LONDON—Robert S Leaf, for a quarter of a century the international chairman of Burson-Marsteller, played a unique role in the development of public relations as a truly global discipline. He died last week, just a few weeks shy of his 90th birthday.

Bob Leaf—as he was known to everyone who came into contact with him—was a well-read, quick witted garrulous New Yorker, but he was adopted as an honorary native everywhere he went, ultimately setting in London and becoming a recognized and popular figure at a host of arts venuses, museums and theaters around the city.

Leaf graduated from the prestigious school of journalism at the University of Missouri, initially planning a career in sports journalism but growing convinced during his time at the school that advertising and public relations were the disciplines of the future. After graduation, he served in the US Army for two years as an information and education specialist, and then for a short time as a show business publicist (clients included Milton Berle and Tony Bennett) before joining Burson-Marsteller in 1957 as its first trainee—and one of just six employees at the firm.

He rose quickly through the ranks at Burson-Marsteller—which was on its way to becoming the largest public relations agency in the US, and eventually the world—and his interest in international affairs made him a natural choice to lead the firm’s overseas expansion, while his ability to win friends made him an ideal negotiator when it came to buying overseas firms.

Leaf helped establish Burson-Marsteller’s first international office in Geneva and then served as vice president, international, for BM in Brussels and as chairman based in London, but he was responsible for opening offices in far-flung markets including China (he signed an agreement with the Chinese Government in the Great Hall of the People in Beijing, establishing the first Chinese public relations firm), Japan, Russia and the Middle East and is widely credited with introducing the US approach to public relations to markets around the world.

Upon his retirement from BM in 1997, he elected to stay in London with his wife Adele Ornstein, who he had met in junior high school and who was by the time of his retirement working as a guide at the Victoria & Albert Museum. He launched his own consulting business, working with clients including a lawyer for jailed former Yukos chief executive Mikhail Khodorkovsky and BM, which continued to seek his advice long after his official departure.

He also continued to give his time generously as a mentor to young professionals, as well as to several non-profit causes.

In 2000, Leaf was presented with the first ever Alan Campbell Award for outstanding contribution to international public relations by the Chartered Institute of Public Relations and in 2011 he received the Missouri Honor Medal for Distinguished Service to Journalism from his alma mater. In 2012, he published a memoir, The Art of Perception.

Leaf had experienced health problems over the past couple of years, including heart valve replacement and melanoma surgery, and also suffered from cancer of the liver.

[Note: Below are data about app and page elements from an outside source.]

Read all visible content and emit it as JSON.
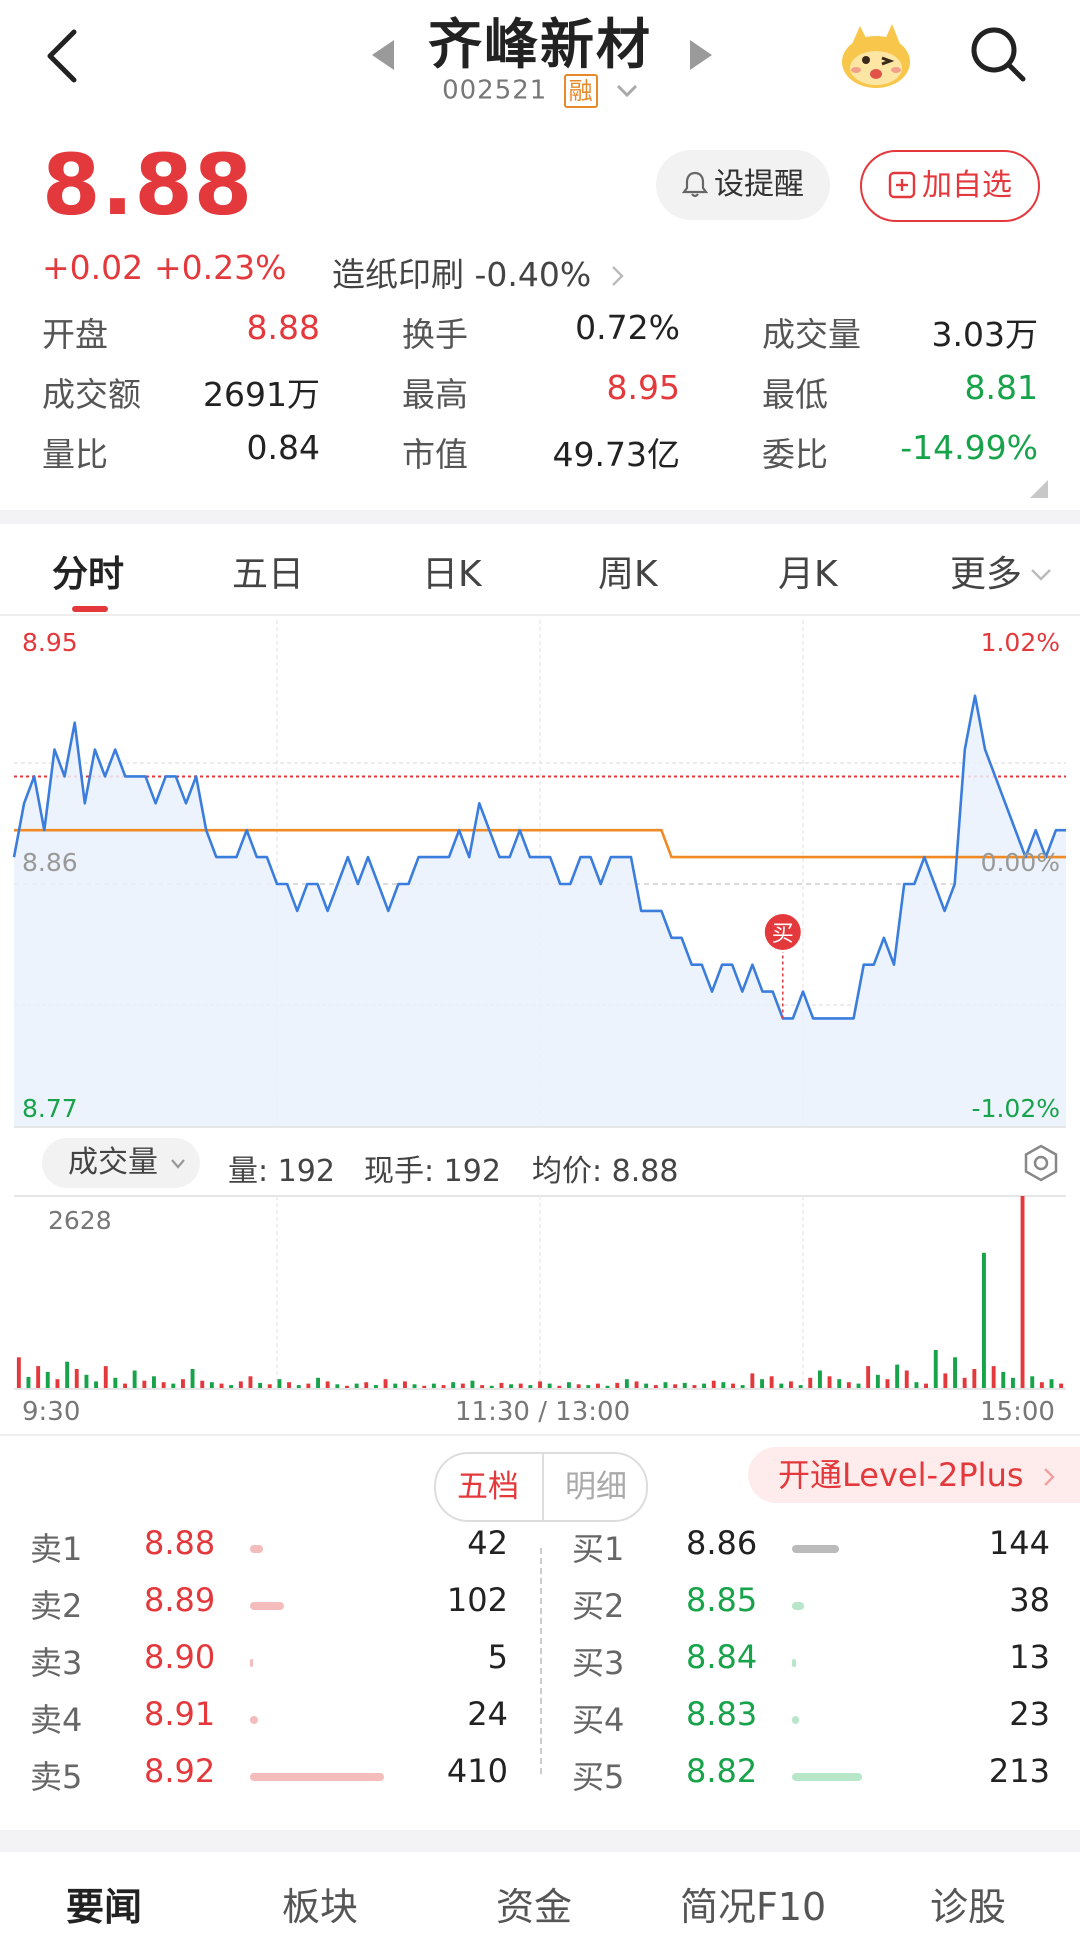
{
  "header": {
    "title": "齐峰新材",
    "code": "002521",
    "margin_badge": "融",
    "icons": [
      "back-icon",
      "prev-stock-icon",
      "next-stock-icon",
      "mascot-icon",
      "search-icon"
    ]
  },
  "quote": {
    "price": "8.88",
    "change": "+0.02",
    "change_pct": "+0.23%",
    "sector": "造纸印刷",
    "sector_pct": "-0.40%",
    "remind_label": "设提醒",
    "add_label": "加自选"
  },
  "stats": [
    {
      "label": "开盘",
      "value": "8.88",
      "color": "red"
    },
    {
      "label": "换手",
      "value": "0.72%",
      "color": "dark"
    },
    {
      "label": "成交量",
      "value": "3.03万",
      "color": "dark"
    },
    {
      "label": "成交额",
      "value": "2691万",
      "color": "dark"
    },
    {
      "label": "最高",
      "value": "8.95",
      "color": "red"
    },
    {
      "label": "最低",
      "value": "8.81",
      "color": "green"
    },
    {
      "label": "量比",
      "value": "0.84",
      "color": "dark"
    },
    {
      "label": "市值",
      "value": "49.73亿",
      "color": "dark"
    },
    {
      "label": "委比",
      "value": "-14.99%",
      "color": "green"
    }
  ],
  "tabs": [
    "分时",
    "五日",
    "日K",
    "周K",
    "月K",
    "更多"
  ],
  "active_tab": "分时",
  "colors": {
    "up": "#e4393c",
    "down": "#16a34a",
    "price_line": "#3b7ddd",
    "avg_line": "#f08a24"
  },
  "chart_data": [
    {
      "type": "line",
      "title": "",
      "y_left_labels": [
        "8.95",
        "8.86",
        "8.77"
      ],
      "y_right_labels": [
        "1.02%",
        "0.00%",
        "-1.02%"
      ],
      "ylim": [
        8.77,
        8.95
      ],
      "x_ticks": [
        "9:30",
        "11:30 / 13:00",
        "15:00"
      ],
      "buy_marker": "买",
      "grid": true,
      "series": [
        {
          "key": "price",
          "values": [
            8.87,
            8.89,
            8.9,
            8.88,
            8.91,
            8.9,
            8.92,
            8.89,
            8.91,
            8.9,
            8.91,
            8.9,
            8.9,
            8.9,
            8.89,
            8.9,
            8.9,
            8.89,
            8.9,
            8.88,
            8.87,
            8.87,
            8.87,
            8.88,
            8.87,
            8.87,
            8.86,
            8.86,
            8.85,
            8.86,
            8.86,
            8.85,
            8.86,
            8.87,
            8.86,
            8.87,
            8.86,
            8.85,
            8.86,
            8.86,
            8.87,
            8.87,
            8.87,
            8.87,
            8.88,
            8.87,
            8.89,
            8.88,
            8.87,
            8.87,
            8.88,
            8.87,
            8.87,
            8.87,
            8.86,
            8.86,
            8.87,
            8.87,
            8.86,
            8.87,
            8.87,
            8.87,
            8.85,
            8.85,
            8.85,
            8.84,
            8.84,
            8.83,
            8.83,
            8.82,
            8.83,
            8.83,
            8.82,
            8.83,
            8.82,
            8.82,
            8.81,
            8.81,
            8.82,
            8.81,
            8.81,
            8.81,
            8.81,
            8.81,
            8.83,
            8.83,
            8.84,
            8.83,
            8.86,
            8.86,
            8.87,
            8.86,
            8.85,
            8.86,
            8.91,
            8.93,
            8.91,
            8.9,
            8.89,
            8.88,
            8.87,
            8.88,
            8.87,
            8.88,
            8.88
          ]
        },
        {
          "key": "avg",
          "values": [
            8.88,
            8.88,
            8.88,
            8.88,
            8.88,
            8.88,
            8.88,
            8.88,
            8.88,
            8.88,
            8.88,
            8.88,
            8.88,
            8.88,
            8.88,
            8.88,
            8.88,
            8.88,
            8.88,
            8.88,
            8.88,
            8.88,
            8.88,
            8.88,
            8.88,
            8.88,
            8.88,
            8.88,
            8.88,
            8.88,
            8.88,
            8.88,
            8.88,
            8.88,
            8.88,
            8.88,
            8.88,
            8.88,
            8.88,
            8.88,
            8.88,
            8.88,
            8.88,
            8.88,
            8.88,
            8.88,
            8.88,
            8.88,
            8.88,
            8.88,
            8.88,
            8.88,
            8.88,
            8.88,
            8.88,
            8.88,
            8.88,
            8.88,
            8.88,
            8.88,
            8.88,
            8.88,
            8.88,
            8.88,
            8.88,
            8.87,
            8.87,
            8.87,
            8.87,
            8.87,
            8.87,
            8.87,
            8.87,
            8.87,
            8.87,
            8.87,
            8.87,
            8.87,
            8.87,
            8.87,
            8.87,
            8.87,
            8.87,
            8.87,
            8.87,
            8.87,
            8.87,
            8.87,
            8.87,
            8.87,
            8.87,
            8.87,
            8.87,
            8.87,
            8.87,
            8.87,
            8.87,
            8.87,
            8.87,
            8.87,
            8.87,
            8.87,
            8.87,
            8.87,
            8.87
          ]
        }
      ]
    },
    {
      "type": "bar",
      "title": "成交量",
      "max_label": "2628",
      "ylim": [
        0,
        2628
      ],
      "values": [
        420,
        150,
        300,
        220,
        120,
        360,
        260,
        180,
        90,
        300,
        140,
        60,
        240,
        100,
        160,
        80,
        60,
        120,
        260,
        100,
        80,
        60,
        40,
        90,
        160,
        70,
        50,
        120,
        80,
        40,
        60,
        140,
        90,
        50,
        30,
        60,
        80,
        40,
        120,
        60,
        90,
        50,
        30,
        60,
        40,
        80,
        60,
        100,
        40,
        30,
        70,
        50,
        60,
        40,
        90,
        60,
        30,
        80,
        50,
        40,
        60,
        30,
        70,
        120,
        90,
        60,
        40,
        80,
        50,
        70,
        40,
        60,
        100,
        80,
        60,
        40,
        200,
        120,
        160,
        60,
        90,
        40,
        140,
        240,
        160,
        120,
        80,
        60,
        300,
        180,
        120,
        320,
        240,
        80,
        60,
        520,
        200,
        420,
        140,
        260,
        1850,
        300,
        220,
        140,
        2628,
        160,
        80,
        120,
        60
      ],
      "colors": [
        "r",
        "g",
        "r",
        "g",
        "r",
        "g",
        "r",
        "g",
        "g",
        "r",
        "g",
        "r",
        "g",
        "r",
        "g",
        "r",
        "g",
        "r",
        "g",
        "r",
        "g",
        "r",
        "g",
        "r",
        "r",
        "g",
        "r",
        "g",
        "r",
        "g",
        "r",
        "g",
        "r",
        "g",
        "r",
        "g",
        "r",
        "g",
        "r",
        "g",
        "r",
        "g",
        "r",
        "g",
        "r",
        "g",
        "r",
        "g",
        "r",
        "g",
        "r",
        "g",
        "r",
        "g",
        "r",
        "g",
        "r",
        "g",
        "r",
        "g",
        "r",
        "g",
        "r",
        "g",
        "r",
        "g",
        "r",
        "g",
        "r",
        "g",
        "r",
        "g",
        "r",
        "g",
        "r",
        "g",
        "r",
        "g",
        "r",
        "g",
        "r",
        "g",
        "r",
        "g",
        "r",
        "g",
        "r",
        "g",
        "r",
        "g",
        "r",
        "g",
        "r",
        "g",
        "r",
        "g",
        "r",
        "g",
        "r",
        "r",
        "g",
        "r",
        "g",
        "g",
        "r",
        "g",
        "r",
        "g",
        "r"
      ]
    }
  ],
  "volume": {
    "selector_label": "成交量",
    "info": [
      "量: 192",
      "现手: 192",
      "均价: 8.88"
    ]
  },
  "orderbook": {
    "seg": [
      "五档",
      "明细"
    ],
    "level2_label": "开通Level-2Plus",
    "asks": [
      {
        "label": "卖1",
        "price": "8.88",
        "qty": "42",
        "ratio": 0.1
      },
      {
        "label": "卖2",
        "price": "8.89",
        "qty": "102",
        "ratio": 0.25
      },
      {
        "label": "卖3",
        "price": "8.90",
        "qty": "5",
        "ratio": 0.01
      },
      {
        "label": "卖4",
        "price": "8.91",
        "qty": "24",
        "ratio": 0.06
      },
      {
        "label": "卖5",
        "price": "8.92",
        "qty": "410",
        "ratio": 1.0
      }
    ],
    "bids": [
      {
        "label": "买1",
        "price": "8.86",
        "qty": "144",
        "ratio": 0.35,
        "bar_color": "#bbbbbb"
      },
      {
        "label": "买2",
        "price": "8.85",
        "qty": "38",
        "ratio": 0.09,
        "bar_color": "#b8e6c9"
      },
      {
        "label": "买3",
        "price": "8.84",
        "qty": "13",
        "ratio": 0.03,
        "bar_color": "#b8e6c9"
      },
      {
        "label": "买4",
        "price": "8.83",
        "qty": "23",
        "ratio": 0.05,
        "bar_color": "#b8e6c9"
      },
      {
        "label": "买5",
        "price": "8.82",
        "qty": "213",
        "ratio": 0.52,
        "bar_color": "#b8e6c9"
      }
    ]
  },
  "bottom_tabs": [
    "要闻",
    "板块",
    "资金",
    "简况F10",
    "诊股"
  ],
  "bottom_active": "要闻"
}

“As sad a moment as this might be, it is hard not to rejoice in a long life lived to its fullest,” said his son,. Stuart Leaf, in an email notification of his father’s passing. “We all see Robert S Leaf through our own filter. To some he has been a close family member, a friend for decades, to others a colleague or boss and for many a valued mentor… He will have a different meaning to each and every one of you and yet, in essence, he has always been Bob Leaf – a force of nature, an innovator and a man with a true heart who, together with my mom, has tried to help so many people over almost nine decades.”

The family suggests donations to the Globe Theater in Bob Leaf's memory: